Republican leaders laid out plans for repealing Obamacare by spring, followed by funding the building of a border wall and reforming the tax code by late summer. While there is Republican enthusiasm about the idea of swift action against Obamacare, the challenge for congressional Republicans will be getting lawmakers to coalesce around specific plans.
As researchers David Himmelstein and Steffie Woolhandler explain, “The biggest and most definitive study of what happens to death rates when Medicaid coverage is expanded found that for every 455 people who gained coverage across several states, one life was saved per year. Applying that figure to even a conservative estimate of 20 million losing coverage in the event of an ACA repeal yields an estimate of 43,956 deaths annually.”
There’s comfort in knowing that with real power, Trump can no longer get away with contradictory positions. On such matters as Obamacare, there will be consequences whether Trump does one thing, the opposite, or nothing. And should those consequences involve hurting ordinary people, no amount of populist hypnosis is going to convince them otherwise.
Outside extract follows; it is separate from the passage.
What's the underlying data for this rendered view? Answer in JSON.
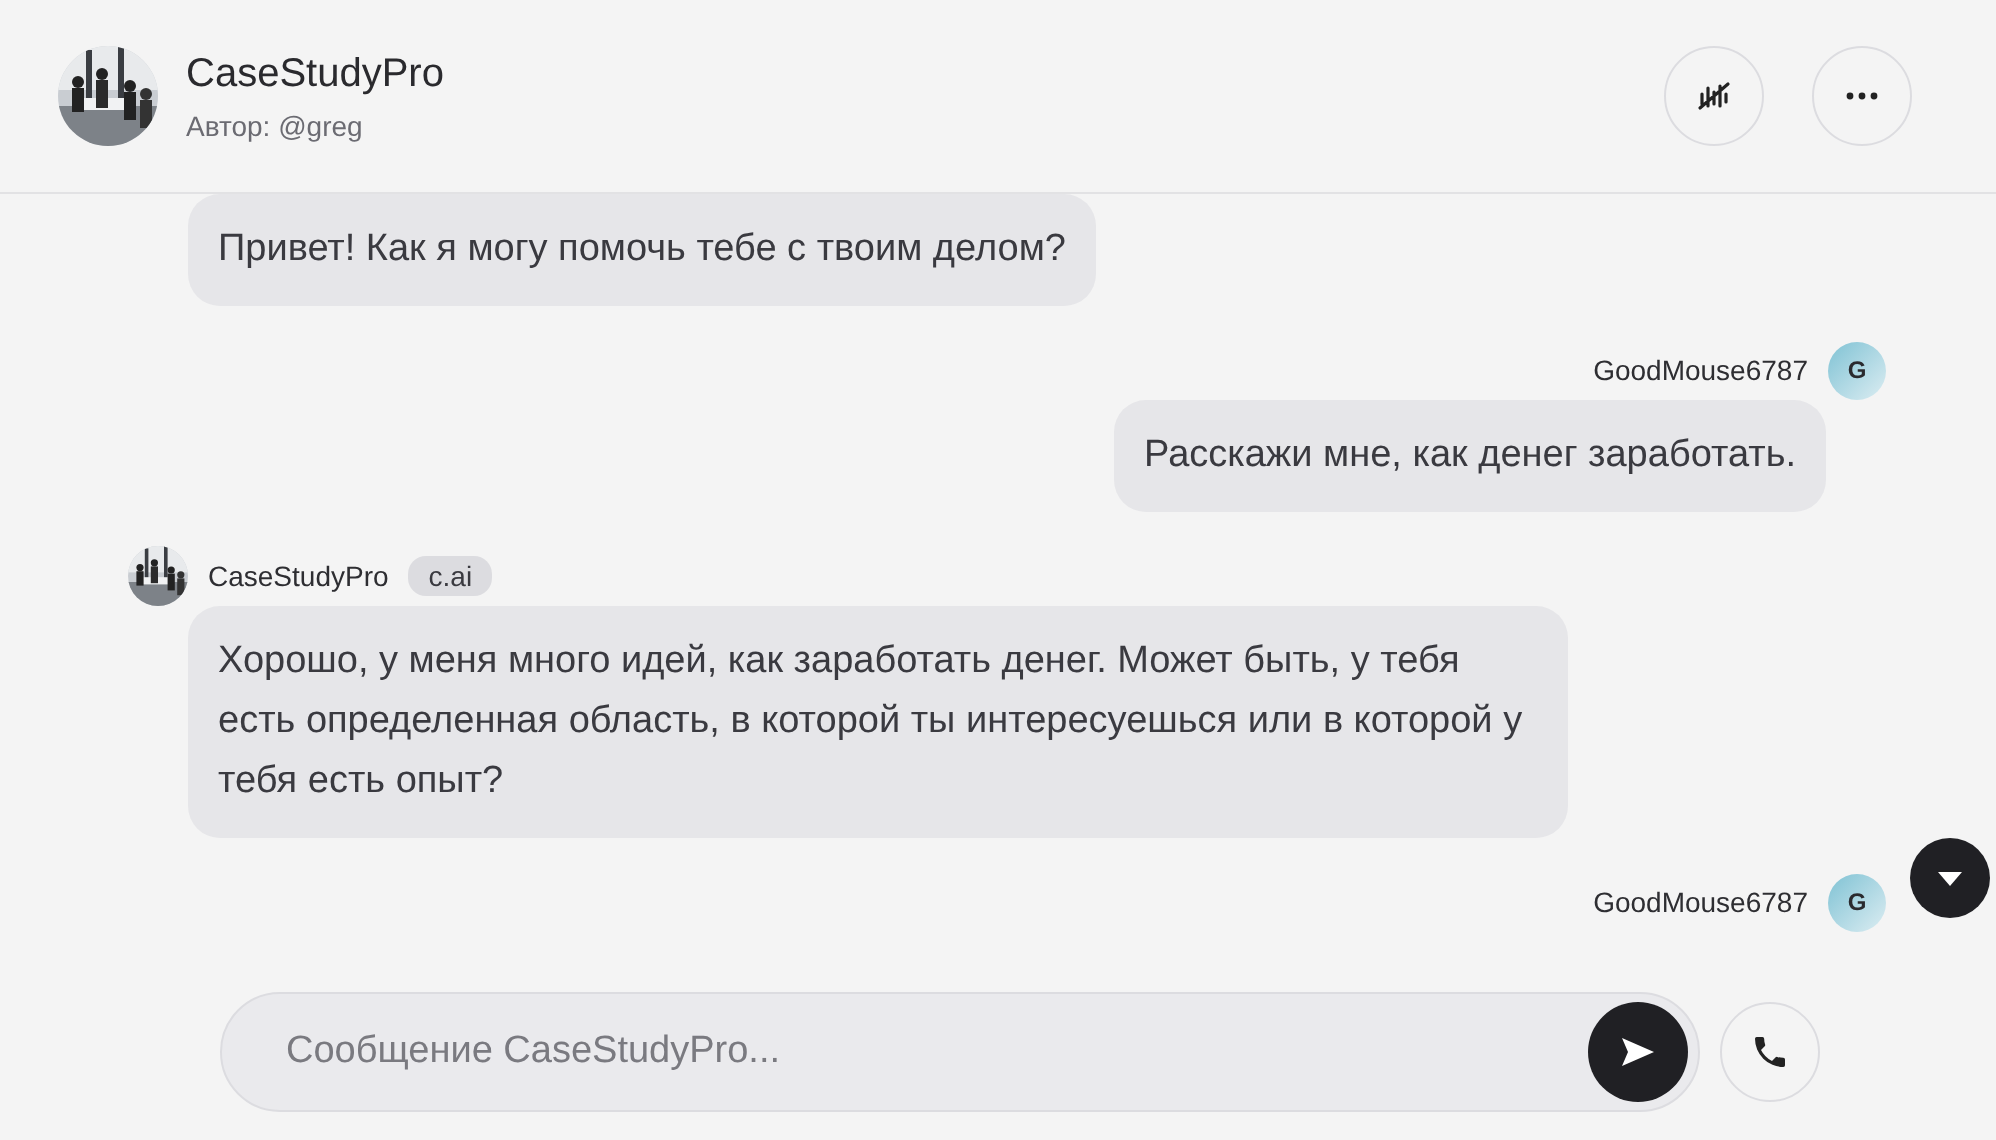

Trump and congressional Republicans campaigned on a promise to dismantle Obamacare. However, a legislative proposal by Senators Susan Collins of Maine and Bill Cassidy of Louisiana would let states choose to keep Obamacare or move to a replacement program, for which states would also receive some federal funding.
To counteract the forces that would reverse Obama’s policies to fight climate change or exacerbate income inequality by cutting taxes for the wealthy, progressives need to come together and find ways to clearly articulate what they stand for, while telling a simple and compelling story that shows how their ideas will help shape a better future.